** Opening DATASET EXCERPTS block **

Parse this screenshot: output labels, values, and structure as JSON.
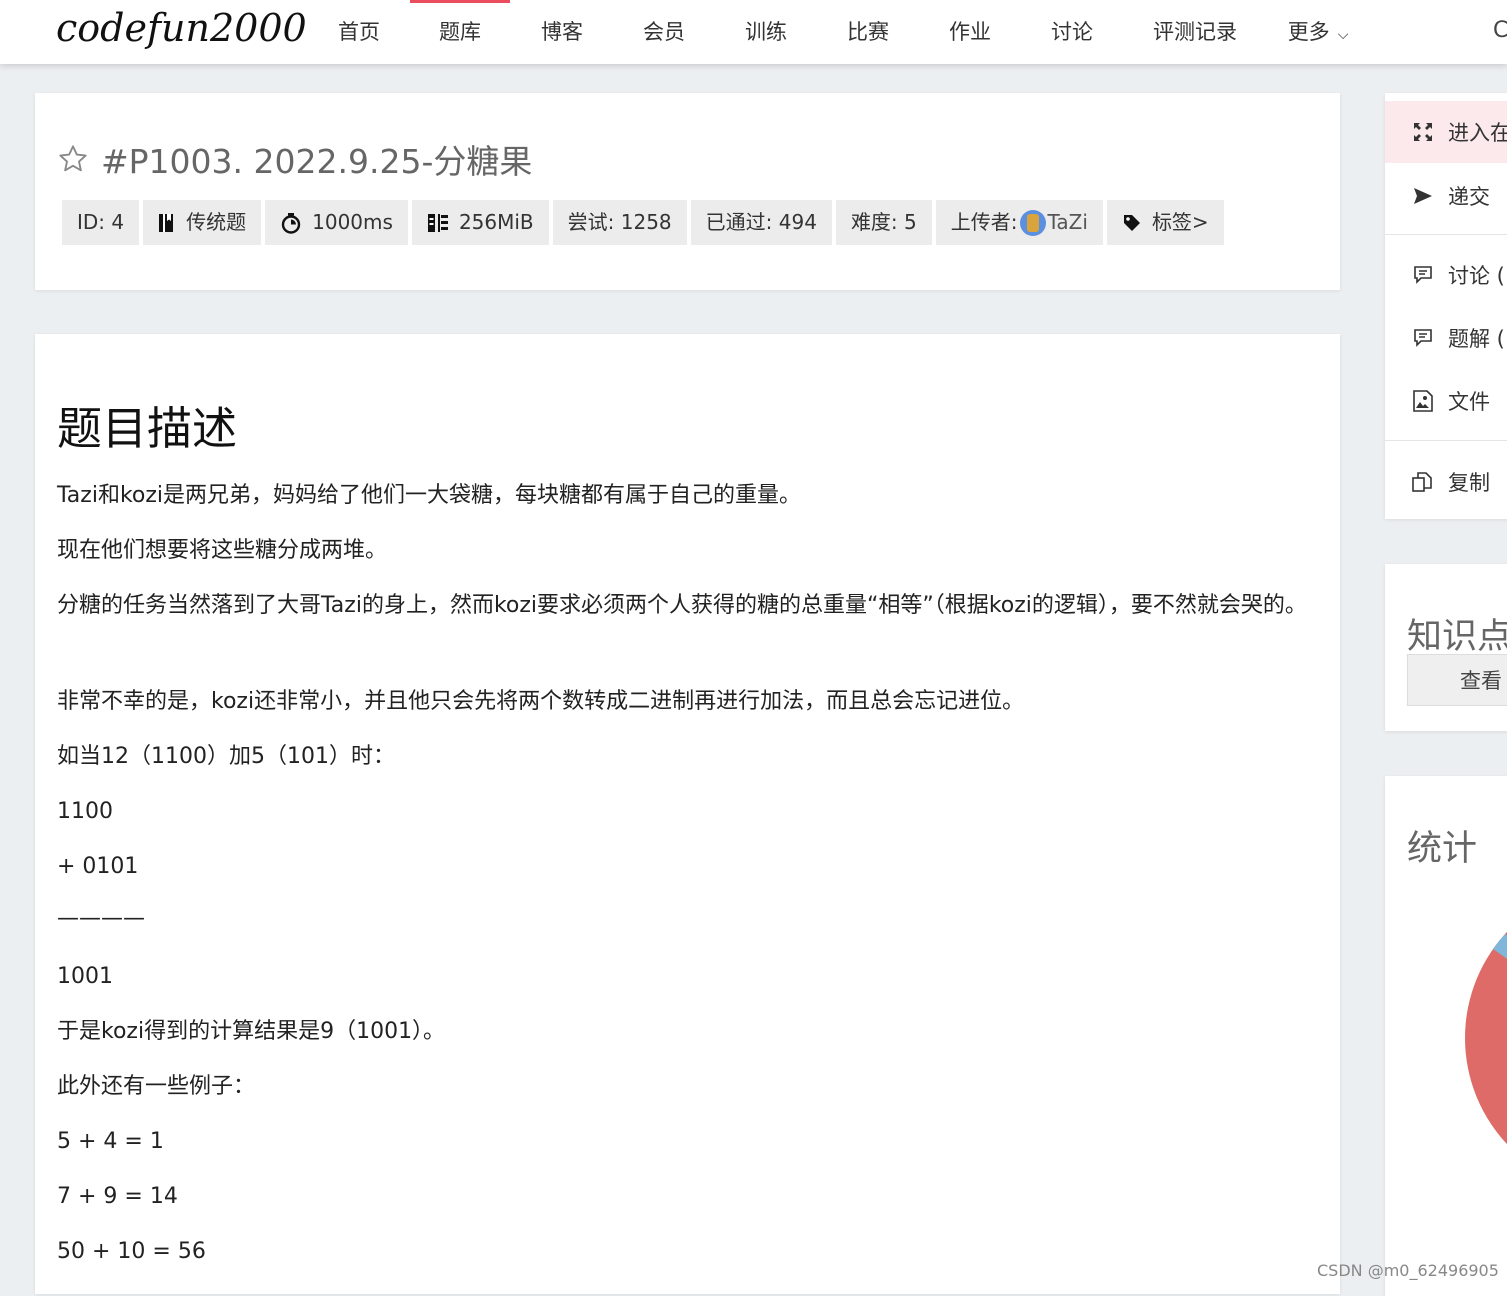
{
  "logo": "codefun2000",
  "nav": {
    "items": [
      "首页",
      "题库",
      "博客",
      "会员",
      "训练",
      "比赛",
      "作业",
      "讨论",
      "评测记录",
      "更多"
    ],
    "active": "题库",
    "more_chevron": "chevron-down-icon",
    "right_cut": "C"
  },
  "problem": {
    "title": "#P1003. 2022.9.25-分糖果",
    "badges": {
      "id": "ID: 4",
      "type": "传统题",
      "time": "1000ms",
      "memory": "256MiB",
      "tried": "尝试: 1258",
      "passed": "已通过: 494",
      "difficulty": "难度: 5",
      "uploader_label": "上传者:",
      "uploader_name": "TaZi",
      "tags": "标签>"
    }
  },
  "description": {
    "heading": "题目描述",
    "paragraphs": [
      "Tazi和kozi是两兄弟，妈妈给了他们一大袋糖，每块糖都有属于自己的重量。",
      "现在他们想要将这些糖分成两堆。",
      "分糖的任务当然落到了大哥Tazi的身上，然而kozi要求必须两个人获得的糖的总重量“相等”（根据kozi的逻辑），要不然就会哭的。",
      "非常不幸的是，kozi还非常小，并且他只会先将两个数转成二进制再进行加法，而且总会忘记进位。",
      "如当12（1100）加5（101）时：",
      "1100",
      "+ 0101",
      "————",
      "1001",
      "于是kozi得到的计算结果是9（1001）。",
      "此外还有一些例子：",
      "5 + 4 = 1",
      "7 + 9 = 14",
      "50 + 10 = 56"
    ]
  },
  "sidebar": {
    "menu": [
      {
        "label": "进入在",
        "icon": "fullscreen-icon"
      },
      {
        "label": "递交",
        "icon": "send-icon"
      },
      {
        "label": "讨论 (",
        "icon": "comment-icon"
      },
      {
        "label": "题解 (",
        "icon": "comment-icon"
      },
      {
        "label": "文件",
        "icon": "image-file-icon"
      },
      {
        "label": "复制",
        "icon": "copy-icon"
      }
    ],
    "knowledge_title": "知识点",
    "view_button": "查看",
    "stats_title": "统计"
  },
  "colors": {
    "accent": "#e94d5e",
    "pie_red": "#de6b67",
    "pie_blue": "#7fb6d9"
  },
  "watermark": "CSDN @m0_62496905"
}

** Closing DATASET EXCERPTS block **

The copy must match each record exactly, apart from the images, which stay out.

- ANSWER TO THIS TASK
Parse this screenshot: output labels, values, and structure as JSON.
{
  "logo": "codefun2000",
  "nav": {
    "items": [
      "首页",
      "题库",
      "博客",
      "会员",
      "训练",
      "比赛",
      "作业",
      "讨论",
      "评测记录",
      "更多"
    ],
    "active": "题库",
    "more_chevron": "chevron-down-icon",
    "right_cut": "C"
  },
  "problem": {
    "title": "#P1003. 2022.9.25-分糖果",
    "badges": {
      "id": "ID: 4",
      "type": "传统题",
      "time": "1000ms",
      "memory": "256MiB",
      "tried": "尝试: 1258",
      "passed": "已通过: 494",
      "difficulty": "难度: 5",
      "uploader_label": "上传者:",
      "uploader_name": "TaZi",
      "tags": "标签>"
    }
  },
  "description": {
    "heading": "题目描述",
    "paragraphs": [
      "Tazi和kozi是两兄弟，妈妈给了他们一大袋糖，每块糖都有属于自己的重量。",
      "现在他们想要将这些糖分成两堆。",
      "分糖的任务当然落到了大哥Tazi的身上，然而kozi要求必须两个人获得的糖的总重量“相等”（根据kozi的逻辑），要不然就会哭的。",
      "非常不幸的是，kozi还非常小，并且他只会先将两个数转成二进制再进行加法，而且总会忘记进位。",
      "如当12（1100）加5（101）时：",
      "1100",
      "+ 0101",
      "————",
      "1001",
      "于是kozi得到的计算结果是9（1001）。",
      "此外还有一些例子：",
      "5 + 4 = 1",
      "7 + 9 = 14",
      "50 + 10 = 56"
    ]
  },
  "sidebar": {
    "menu": [
      {
        "label": "进入在",
        "icon": "fullscreen-icon"
      },
      {
        "label": "递交",
        "icon": "send-icon"
      },
      {
        "label": "讨论 (",
        "icon": "comment-icon"
      },
      {
        "label": "题解 (",
        "icon": "comment-icon"
      },
      {
        "label": "文件",
        "icon": "image-file-icon"
      },
      {
        "label": "复制",
        "icon": "copy-icon"
      }
    ],
    "knowledge_title": "知识点",
    "view_button": "查看",
    "stats_title": "统计"
  },
  "colors": {
    "accent": "#e94d5e",
    "pie_red": "#de6b67",
    "pie_blue": "#7fb6d9"
  },
  "watermark": "CSDN @m0_62496905"
}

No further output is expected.